Get in Touch
Need to stop that planning application as quickly as possible? Our team of experts is on hand to help you through every step of the process. Whether you want to get started now or
How to stop a planning permission
You are able to submit a planning objection letter, and it will be considered by your local planning department. Anyone who feels as though they might be impacted by the application has the right to send in an objection letter.
The majority of planning decisions are made by the planning officers of your local planning authority, and roughly 10% of decisions are made by a planning committee. Anyone is welcome to attend committee meetings, and it is also possible to organise 3-minute slots in order to give your opinion. Usually, these need to be arranged via email if you wish to speak.
You will find that committee meetings tend to be very strict with regard to individual statements, and you are likely to be stopped if you go over your time slot. Therefore, taking the time to practice so that you make the most of your time is recommended.
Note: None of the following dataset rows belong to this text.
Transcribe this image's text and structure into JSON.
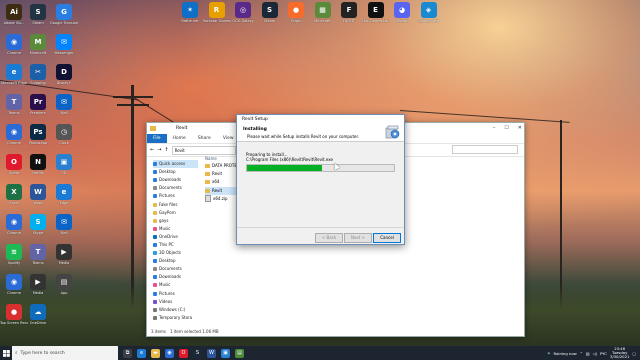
{
  "desktop": {
    "left_icons": [
      {
        "label": "Adobe Illu...",
        "color": "#3b2c12",
        "glyph": "Ai",
        "icon": "illustrator-icon"
      },
      {
        "label": "Chrome",
        "color": "#2b6bd6",
        "glyph": "◉",
        "icon": "chrome-icon"
      },
      {
        "label": "Microsoft Edge",
        "color": "#1b7bd4",
        "glyph": "e",
        "icon": "edge-icon"
      },
      {
        "label": "Teams",
        "color": "#6264a7",
        "glyph": "T",
        "icon": "teams-icon"
      },
      {
        "label": "Chrome",
        "color": "#2b6bd6",
        "glyph": "◉",
        "icon": "chrome-icon"
      },
      {
        "label": "Opera",
        "color": "#e0192c",
        "glyph": "O",
        "icon": "opera-icon"
      },
      {
        "label": "Excel",
        "color": "#1e7145",
        "glyph": "X",
        "icon": "excel-icon"
      },
      {
        "label": "Chrome",
        "color": "#2b6bd6",
        "glyph": "◉",
        "icon": "chrome-icon"
      },
      {
        "label": "Spotify",
        "color": "#1db954",
        "glyph": "≋",
        "icon": "spotify-icon"
      },
      {
        "label": "Chrome",
        "color": "#2b6bd6",
        "glyph": "◉",
        "icon": "chrome-icon"
      },
      {
        "label": "Top Screen Recorder",
        "color": "#d83030",
        "glyph": "●",
        "icon": "recorder-icon"
      }
    ],
    "col2_icons": [
      {
        "label": "Steam",
        "color": "#234",
        "glyph": "S",
        "icon": "steam-icon"
      },
      {
        "label": "Minecraft",
        "color": "#5a8a3a",
        "glyph": "M",
        "icon": "minecraft-icon"
      },
      {
        "label": "Snipping",
        "color": "#1a5fa8",
        "glyph": "✂",
        "icon": "snip-icon"
      },
      {
        "label": "Premiere",
        "color": "#2a0f4a",
        "glyph": "Pr",
        "icon": "premiere-icon"
      },
      {
        "label": "Photoshop",
        "color": "#0a2a45",
        "glyph": "Ps",
        "icon": "photoshop-icon"
      },
      {
        "label": "Netflix",
        "color": "#111",
        "glyph": "N",
        "icon": "netflix-icon"
      },
      {
        "label": "Word",
        "color": "#2b579a",
        "glyph": "W",
        "icon": "word-icon"
      },
      {
        "label": "Skype",
        "color": "#00aff0",
        "glyph": "S",
        "icon": "skype-icon"
      },
      {
        "label": "Teams",
        "color": "#6264a7",
        "glyph": "T",
        "icon": "teams-icon"
      },
      {
        "label": "Media",
        "color": "#333",
        "glyph": "▶",
        "icon": "media-icon"
      },
      {
        "label": "OneDrive",
        "color": "#0f6cbd",
        "glyph": "☁",
        "icon": "onedrive-icon"
      }
    ],
    "col3_icons": [
      {
        "label": "Google Translate",
        "color": "#2a7de1",
        "glyph": "G",
        "icon": "translate-icon"
      },
      {
        "label": "Messenger",
        "color": "#0084ff",
        "glyph": "✉",
        "icon": "messenger-icon"
      },
      {
        "label": "Disney+",
        "color": "#113",
        "glyph": "D",
        "icon": "disney-icon"
      },
      {
        "label": "Mail",
        "color": "#0a64c8",
        "glyph": "✉",
        "icon": "mail-icon"
      },
      {
        "label": "Clock",
        "color": "#555",
        "glyph": "◷",
        "icon": "clock-icon"
      },
      {
        "label": "3D",
        "color": "#2a80d0",
        "glyph": "▣",
        "icon": "3d-icon"
      },
      {
        "label": "Edge",
        "color": "#1b7bd4",
        "glyph": "e",
        "icon": "edge-icon"
      },
      {
        "label": "Mail",
        "color": "#0a64c8",
        "glyph": "✉",
        "icon": "mail-icon"
      },
      {
        "label": "Media",
        "color": "#333",
        "glyph": "▶",
        "icon": "media-icon"
      },
      {
        "label": "App",
        "color": "#444",
        "glyph": "▤",
        "icon": "app-icon"
      }
    ],
    "top_icons": [
      {
        "label": "Battle.net",
        "color": "#0e6fc8",
        "glyph": "✶",
        "icon": "battlenet-icon"
      },
      {
        "label": "Rockstar Games",
        "color": "#e8a000",
        "glyph": "R",
        "icon": "rockstar-icon"
      },
      {
        "label": "GOG Galaxy",
        "color": "#5a2a8a",
        "glyph": "◎",
        "icon": "gog-icon"
      },
      {
        "label": "Steam",
        "color": "#1b2838",
        "glyph": "S",
        "icon": "steam-icon"
      },
      {
        "label": "Origin",
        "color": "#f56c2d",
        "glyph": "●",
        "icon": "origin-icon"
      },
      {
        "label": "Minecraft",
        "color": "#5a8a3a",
        "glyph": "▦",
        "icon": "minecraft-icon"
      },
      {
        "label": "FACEIT",
        "color": "#222",
        "glyph": "F",
        "icon": "faceit-icon"
      },
      {
        "label": "Epic Games Launcher",
        "color": "#111",
        "glyph": "E",
        "icon": "epic-icon"
      },
      {
        "label": "Discord",
        "color": "#5865f2",
        "glyph": "◕",
        "icon": "discord-icon"
      },
      {
        "label": "GameGuard",
        "color": "#1a8ad0",
        "glyph": "◈",
        "icon": "gameguard-icon"
      }
    ]
  },
  "explorer": {
    "title": "Revit",
    "ribbon": [
      "File",
      "Home",
      "Share",
      "View",
      "Application Tools"
    ],
    "address": "Revit",
    "column_header": "Name",
    "nav_items": [
      {
        "label": "Quick access",
        "color": "#2c7be5",
        "sel": true
      },
      {
        "label": "Desktop",
        "color": "#2c7be5"
      },
      {
        "label": "Downloads",
        "color": "#2c7be5"
      },
      {
        "label": "Documents",
        "color": "#888"
      },
      {
        "label": "Pictures",
        "color": "#2c7be5"
      },
      {
        "label": "Fake files",
        "color": "#e8b94a"
      },
      {
        "label": "GayPorn",
        "color": "#e8b94a"
      },
      {
        "label": "gays",
        "color": "#e8b94a"
      },
      {
        "label": "Music",
        "color": "#e8508a"
      },
      {
        "label": "OneDrive",
        "color": "#0f6cbd"
      },
      {
        "label": "This PC",
        "color": "#2c7be5"
      },
      {
        "label": "3D Objects",
        "color": "#2c9ce5"
      },
      {
        "label": "Desktop",
        "color": "#2c7be5"
      },
      {
        "label": "Documents",
        "color": "#888"
      },
      {
        "label": "Downloads",
        "color": "#2c7be5"
      },
      {
        "label": "Music",
        "color": "#e8508a"
      },
      {
        "label": "Pictures",
        "color": "#2c7be5"
      },
      {
        "label": "Videos",
        "color": "#7a4fcf"
      },
      {
        "label": "Windows (C:)",
        "color": "#777"
      },
      {
        "label": "Temporary Stora",
        "color": "#777"
      }
    ],
    "files": [
      {
        "name": "DATA PROTECT",
        "type": "folder"
      },
      {
        "name": "Revit",
        "type": "folder"
      },
      {
        "name": "x64",
        "type": "folder"
      },
      {
        "name": "Revit",
        "type": "folder",
        "sel": true
      },
      {
        "name": "x64.zip",
        "type": "doc"
      }
    ],
    "status": [
      "3 items",
      "1 item selected  1.06 MB"
    ]
  },
  "setup": {
    "title": "Revit Setup",
    "heading": "Installing",
    "subheading": "Please wait while Setup installs Revit on your computer.",
    "preparing": "Preparing to install...",
    "path": "C:\\Program Files (x86)\\Revit\\Revit\\Revit.exe",
    "progress": 0.51,
    "buttons": {
      "back": "< Back",
      "next": "Next >",
      "cancel": "Cancel"
    }
  },
  "taskbar": {
    "search_placeholder": "Type here to search",
    "apps": [
      {
        "icon": "task-view-icon",
        "color": "#3a3f48",
        "glyph": "⧉"
      },
      {
        "icon": "edge-icon",
        "color": "#1b7bd4",
        "glyph": "e"
      },
      {
        "icon": "file-explorer-icon",
        "color": "#e8b94a",
        "glyph": "▬"
      },
      {
        "icon": "chrome-icon",
        "color": "#2b6bd6",
        "glyph": "◉"
      },
      {
        "icon": "opera-icon",
        "color": "#e0192c",
        "glyph": "O"
      },
      {
        "icon": "steam-icon",
        "color": "#1b2838",
        "glyph": "S"
      },
      {
        "icon": "word-icon",
        "color": "#2b579a",
        "glyph": "W"
      },
      {
        "icon": "photos-icon",
        "color": "#2a80d0",
        "glyph": "▣"
      },
      {
        "icon": "setup-icon",
        "color": "#4c8a3a",
        "glyph": "▤"
      }
    ],
    "weather": "Raining now",
    "lang": "PYC",
    "time": "23:46",
    "day": "Tuesday",
    "date": "3/30/2021"
  }
}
Furthermore, only material reasons for objecting will ever be considered. Any comments that speak of the loss of property value, or view, or that are personal will be disregarded. You also have 21 days to support or object to the application from the date on the site notice, and councils will tend to accept objection letters up until the date of the decision.
When does a planning decision go to a committee?
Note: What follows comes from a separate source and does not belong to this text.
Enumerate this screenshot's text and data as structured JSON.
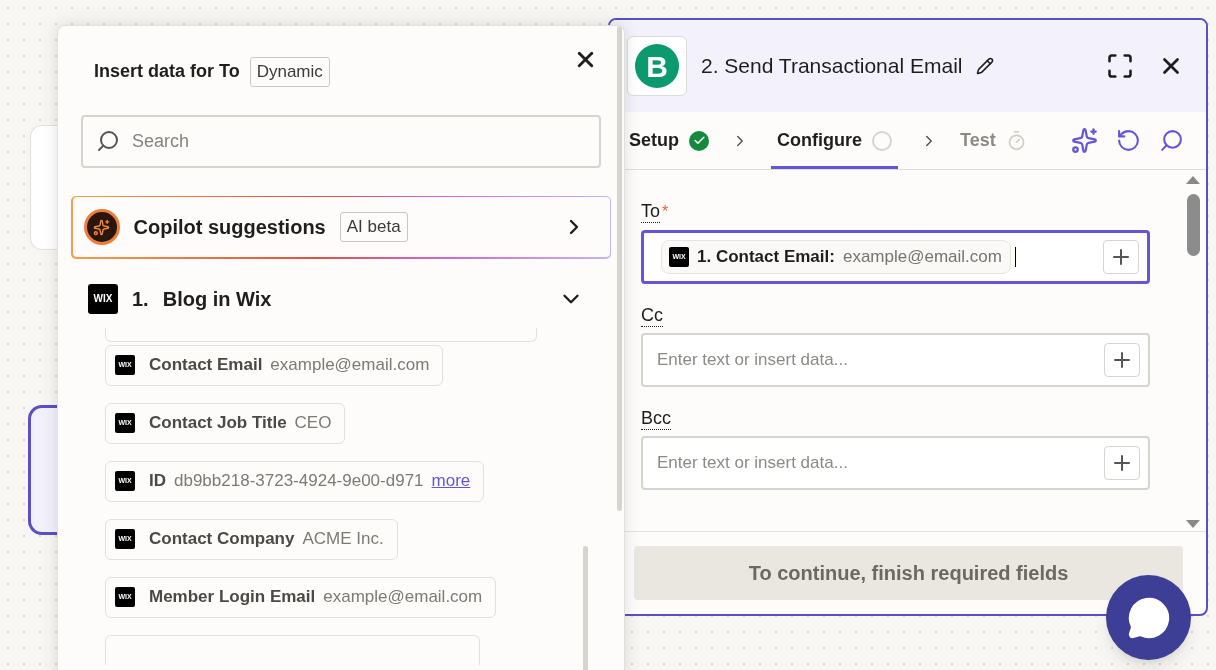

If an application is considered controversial, or if you lobby a local councillor, they may call in the application for the committee. The planning department will make their recommendations, and these are then considered by the committee. Following this, the committee will make their decision based solely on the planning policy. This can lead to a refusal, the planning being granted, or a deferral to a later date. It is common for decisions to be granted under certain conditions.
How many objection letters are needed before a planning application is decided by committee?
The number of objection letters required tends to vary from one local planning authority to the other. Generally speaking, between 6 and 10 are needed and then the planning officer with delegated powers in the local authority will make the decision.
Can I appeal a planning decision made by committee or planning officer?
You cannot appeal a decision, also known as a third-party right to appeal, if planning permission is granted. However, if you feel that permission was granted in an unlawful manner and that the required procedures were not followed, you can challenge the decision in court as a third party.
However, as this route can be very costly, it is important that you take professional legal advice before you proceed. This is something that we can help you with if you get in touch.
you cannot appeal a decision (known as a third party right to appeal) if permission is granted.
you’re just seeking some friendly advice, we are here for all of your needs and questions. All of our advice is free, so what’s stopping you from picking up the phone?
How To Stop Planning Applications
Call Our Professional Team Now 0800 456 1060
Our Major Services:
Planning Objections, Professional Planning Objection Letter, Planning Objection Letters, How To Write An Objection To A Planning Application, Objection To Planning Application, Object Planning Application, Object To Planning Permission, How To Object To Planning Permission, Planning Permission Appeal, Planning Appeal Specialists, Planning Appeal Expert, No Win No Fee Planning Appeals, Planning Appeals No Win No Fee, Help Planning Appeals, Planning Appeal Success Rate, Planning Appeal Consultant, Planning Appeals Guidance, How To Object To A Planning Application, Comment On Planning Applications, How To Stop Planning Permission, How to Stop Planning Applications, How To Block Planning Permission, Planning Enforcement, Cost Enforcement Notice Appeal, Planning Permission Objections Neighbours